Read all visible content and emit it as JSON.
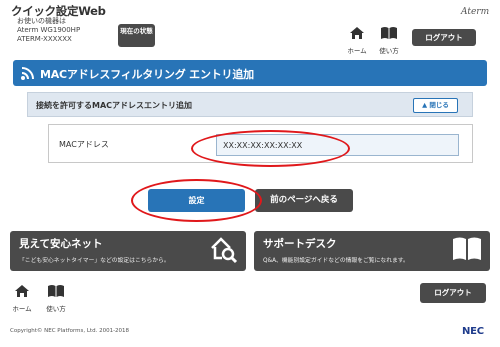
{
  "header": {
    "app_title": "クイック設定Web",
    "device_label": "お使いの機器は",
    "model": "Aterm WG1900HP",
    "ssid": "ATERM-XXXXXX",
    "status_button": "現在の状態",
    "brand_logo": "Aterm",
    "home_label": "ホーム",
    "howto_label": "使い方",
    "logout_label": "ログアウト"
  },
  "page": {
    "title": "MACアドレスフィルタリング エントリ追加"
  },
  "section": {
    "heading": "接続を許可するMACアドレスエントリ追加",
    "close_label": "閉じる",
    "field_label": "MACアドレス",
    "mac_value": "XX:XX:XX:XX:XX:XX"
  },
  "actions": {
    "save_label": "設定",
    "back_label": "前のページへ戻る"
  },
  "banners": [
    {
      "title": "見えて安心ネット",
      "desc": "「こども安心ネットタイマー」などの設定はこちらから。",
      "icon": "house-search-icon"
    },
    {
      "title": "サポートデスク",
      "desc": "Q&A、機能別設定ガイドなどの情報をご覧になれます。",
      "icon": "open-book-icon"
    }
  ],
  "footer": {
    "home_label": "ホーム",
    "howto_label": "使い方",
    "logout_label": "ログアウト",
    "copyright": "Copyright© NEC Platforms, Ltd. 2001-2018",
    "nec_logo": "NEC"
  },
  "colors": {
    "accent_blue": "#2874b7",
    "dark_button": "#4a4a4a",
    "annotation_red": "#e0181b",
    "section_bg": "#dfe7f0"
  }
}
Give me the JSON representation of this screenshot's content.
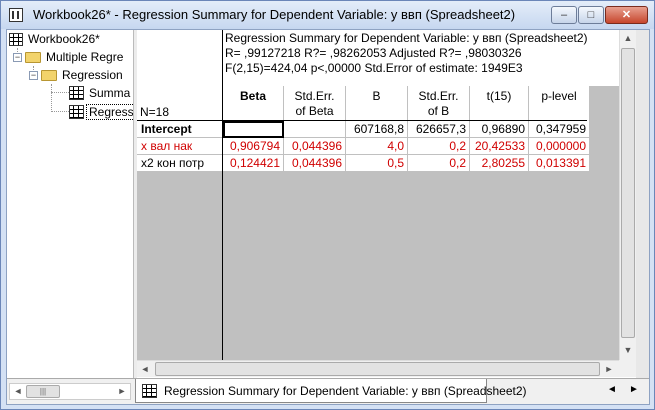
{
  "window": {
    "title": "Workbook26* - Regression Summary for Dependent Variable: y ввп (Spreadsheet2)",
    "buttons": {
      "minimize": "‒",
      "maximize": "□",
      "close": "✕"
    }
  },
  "tree": {
    "items": [
      {
        "label": "Workbook26*"
      },
      {
        "label": "Multiple Regre"
      },
      {
        "label": "Regression"
      },
      {
        "label": "Summa"
      },
      {
        "label": "Regress"
      }
    ]
  },
  "sheet": {
    "title_lines": [
      "Regression Summary for Dependent Variable: y ввп (Spreadsheet2)",
      "R= ,99127218 R?= ,98262053 Adjusted R?= ,98030326",
      "F(2,15)=424,04 p<,00000 Std.Error of estimate: 1949E3"
    ],
    "n_label": "N=18",
    "columns": [
      {
        "line1": "Beta",
        "line2": ""
      },
      {
        "line1": "Std.Err.",
        "line2": "of Beta"
      },
      {
        "line1": "B",
        "line2": ""
      },
      {
        "line1": "Std.Err.",
        "line2": "of B"
      },
      {
        "line1": "t(15)",
        "line2": ""
      },
      {
        "line1": "p-level",
        "line2": ""
      }
    ],
    "rows": [
      {
        "label": "Intercept",
        "cells": [
          "",
          "",
          "607168,8",
          "626657,3",
          "0,96890",
          "0,347959"
        ]
      },
      {
        "label": "x вал нак",
        "cells": [
          "0,906794",
          "0,044396",
          "4,0",
          "0,2",
          "20,42533",
          "0,000000"
        ]
      },
      {
        "label": "x2 кон потр",
        "cells": [
          "0,124421",
          "0,044396",
          "0,5",
          "0,2",
          "2,80255",
          "0,013391"
        ]
      }
    ],
    "highlight_color": "#d00000"
  },
  "tab": {
    "label": "Regression Summary for Dependent Variable: y ввп (Spreadsheet2)"
  },
  "scroll": {
    "left": "◄",
    "right": "►",
    "up": "▲",
    "down": "▼",
    "grip": "|||"
  }
}
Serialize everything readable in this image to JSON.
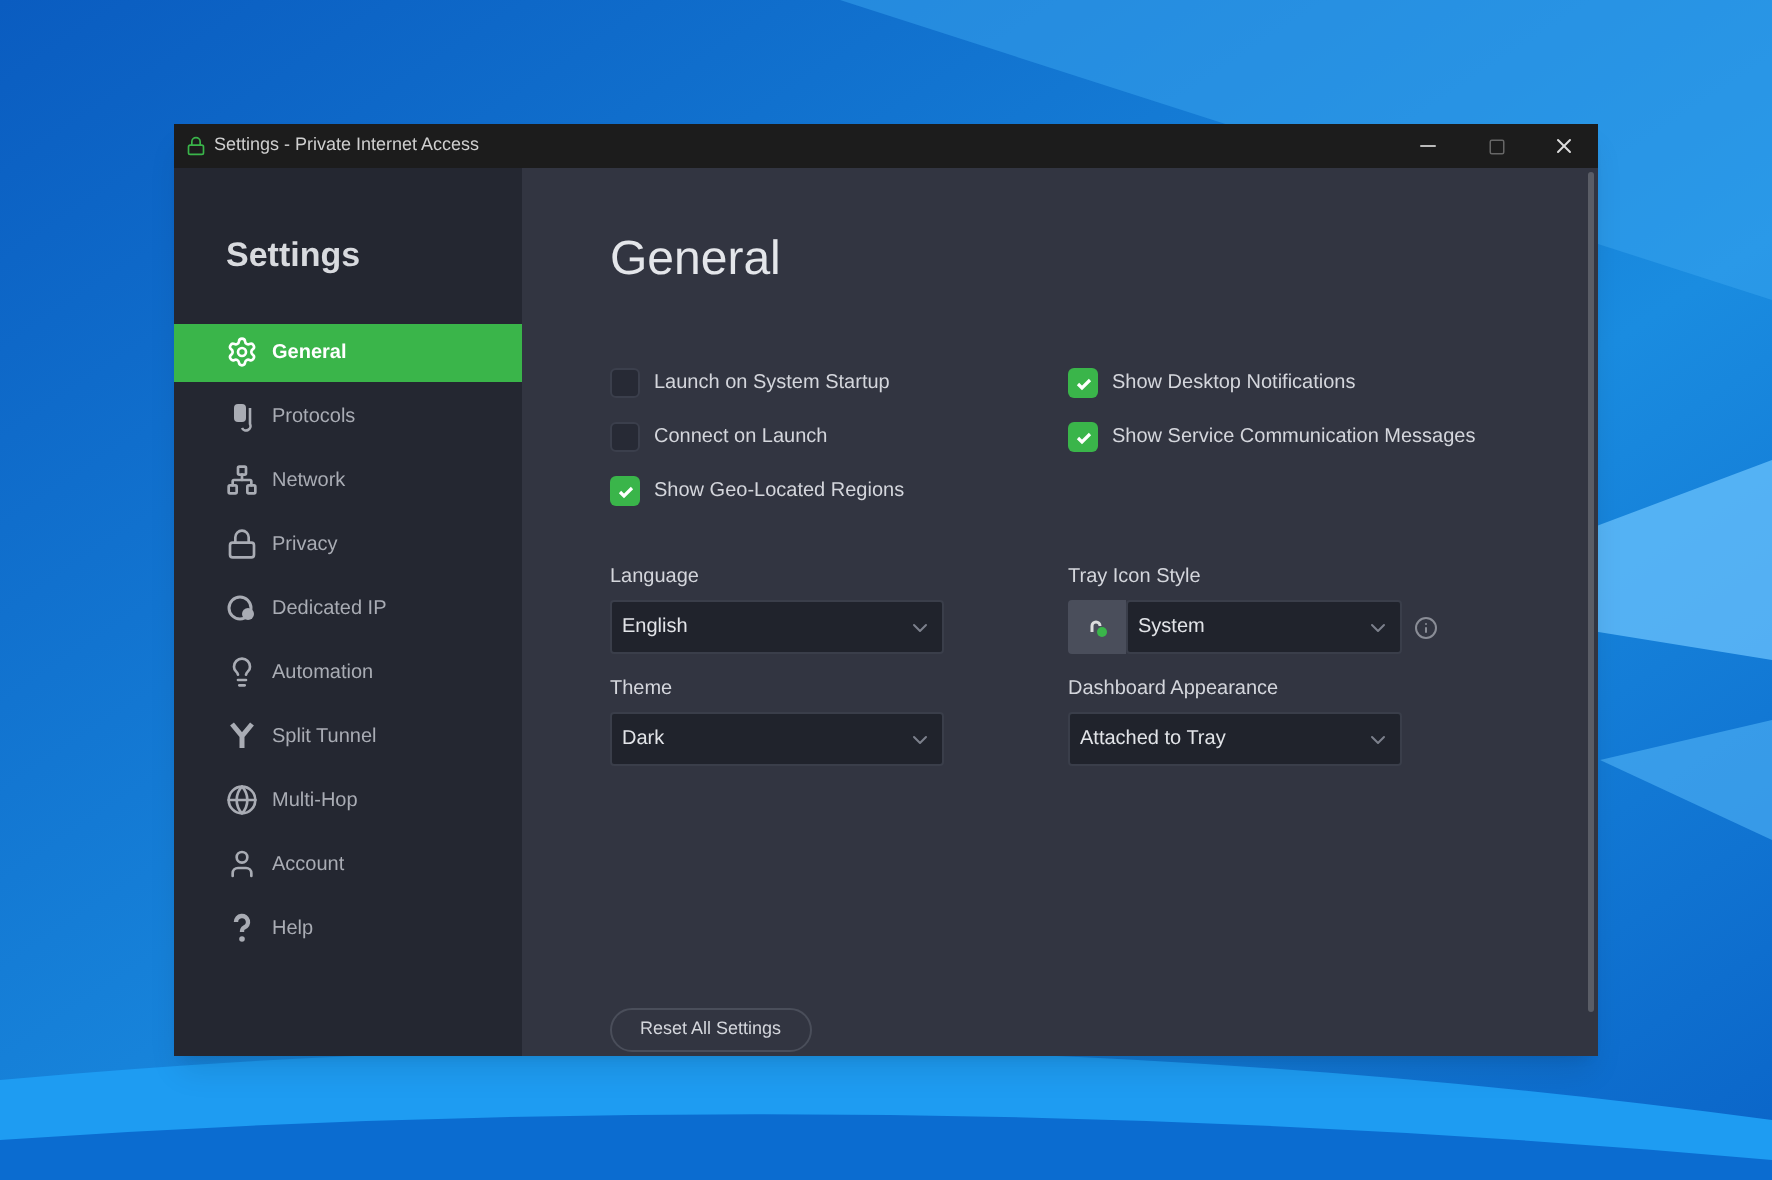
{
  "window": {
    "title": "Settings - Private Internet Access"
  },
  "sidebar": {
    "title": "Settings",
    "items": [
      {
        "label": "General",
        "kind": "gear",
        "selected": true
      },
      {
        "label": "Protocols",
        "kind": "protocols",
        "selected": false
      },
      {
        "label": "Network",
        "kind": "network",
        "selected": false
      },
      {
        "label": "Privacy",
        "kind": "lock",
        "selected": false
      },
      {
        "label": "Dedicated IP",
        "kind": "dip",
        "selected": false
      },
      {
        "label": "Automation",
        "kind": "bulb",
        "selected": false
      },
      {
        "label": "Split Tunnel",
        "kind": "split",
        "selected": false
      },
      {
        "label": "Multi-Hop",
        "kind": "globe",
        "selected": false
      },
      {
        "label": "Account",
        "kind": "user",
        "selected": false
      },
      {
        "label": "Help",
        "kind": "help",
        "selected": false
      }
    ]
  },
  "page": {
    "title": "General",
    "checkboxes_left": [
      {
        "label": "Launch on System Startup",
        "checked": false
      },
      {
        "label": "Connect on Launch",
        "checked": false
      },
      {
        "label": "Show Geo-Located Regions",
        "checked": true
      }
    ],
    "checkboxes_right": [
      {
        "label": "Show Desktop Notifications",
        "checked": true
      },
      {
        "label": "Show Service Communication Messages",
        "checked": true
      }
    ],
    "dropdowns_left": [
      {
        "label": "Language",
        "value": "English"
      },
      {
        "label": "Theme",
        "value": "Dark"
      }
    ],
    "dropdowns_right": [
      {
        "label": "Tray Icon Style",
        "value": "System",
        "kind": "tray"
      },
      {
        "label": "Dashboard Appearance",
        "value": "Attached to Tray",
        "kind": "plain"
      }
    ],
    "reset_button": "Reset All Settings"
  }
}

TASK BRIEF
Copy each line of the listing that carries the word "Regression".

COMPLETED EXERCISE
    "title": "Workbook26* - Regression Summary for Dependent Variable: y ввп (Spreadsheet2)",
        "label": "Regression"
      "Regression Summary for Dependent Variable: y ввп (Spreadsheet2)",
    "label": "Regression Summary for Dependent Variable: y ввп (Spreadsheet2)"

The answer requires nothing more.